▸ **Exercise**
Reproduce the complete set of records, exactly as they appear.

▸ **Website and app data records**
···
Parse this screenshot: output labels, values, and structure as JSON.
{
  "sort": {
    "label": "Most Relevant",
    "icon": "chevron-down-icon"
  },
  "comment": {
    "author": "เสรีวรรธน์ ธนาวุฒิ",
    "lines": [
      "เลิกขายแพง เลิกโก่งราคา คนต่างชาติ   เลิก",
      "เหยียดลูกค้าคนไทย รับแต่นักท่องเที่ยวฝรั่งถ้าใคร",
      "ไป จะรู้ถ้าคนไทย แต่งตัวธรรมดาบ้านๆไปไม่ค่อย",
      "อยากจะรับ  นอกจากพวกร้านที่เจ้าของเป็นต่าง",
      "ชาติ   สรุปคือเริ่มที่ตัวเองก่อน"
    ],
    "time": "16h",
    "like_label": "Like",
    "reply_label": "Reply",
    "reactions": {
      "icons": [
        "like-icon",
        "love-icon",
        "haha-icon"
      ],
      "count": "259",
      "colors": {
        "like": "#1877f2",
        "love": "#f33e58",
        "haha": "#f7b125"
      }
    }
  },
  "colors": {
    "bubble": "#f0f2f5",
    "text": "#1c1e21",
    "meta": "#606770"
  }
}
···
▸ **Task solution**
Parse this screenshot: output labels, values, and structure as JSON.
{
  "sort": {
    "label": "Most Relevant",
    "icon": "chevron-down-icon"
  },
  "comment": {
    "author": "เสรีวรรธน์ ธนาวุฒิ",
    "lines": [
      "เลิกขายแพง เลิกโก่งราคา คนต่างชาติ   เลิก",
      "เหยียดลูกค้าคนไทย รับแต่นักท่องเที่ยวฝรั่งถ้าใคร",
      "ไป จะรู้ถ้าคนไทย แต่งตัวธรรมดาบ้านๆไปไม่ค่อย",
      "อยากจะรับ  นอกจากพวกร้านที่เจ้าของเป็นต่าง",
      "ชาติ   สรุปคือเริ่มที่ตัวเองก่อน"
    ],
    "time": "16h",
    "like_label": "Like",
    "reply_label": "Reply",
    "reactions": {
      "icons": [
        "like-icon",
        "love-icon",
        "haha-icon"
      ],
      "count": "259",
      "colors": {
        "like": "#1877f2",
        "love": "#f33e58",
        "haha": "#f7b125"
      }
    }
  },
  "colors": {
    "bubble": "#f0f2f5",
    "text": "#1c1e21",
    "meta": "#606770"
  }
}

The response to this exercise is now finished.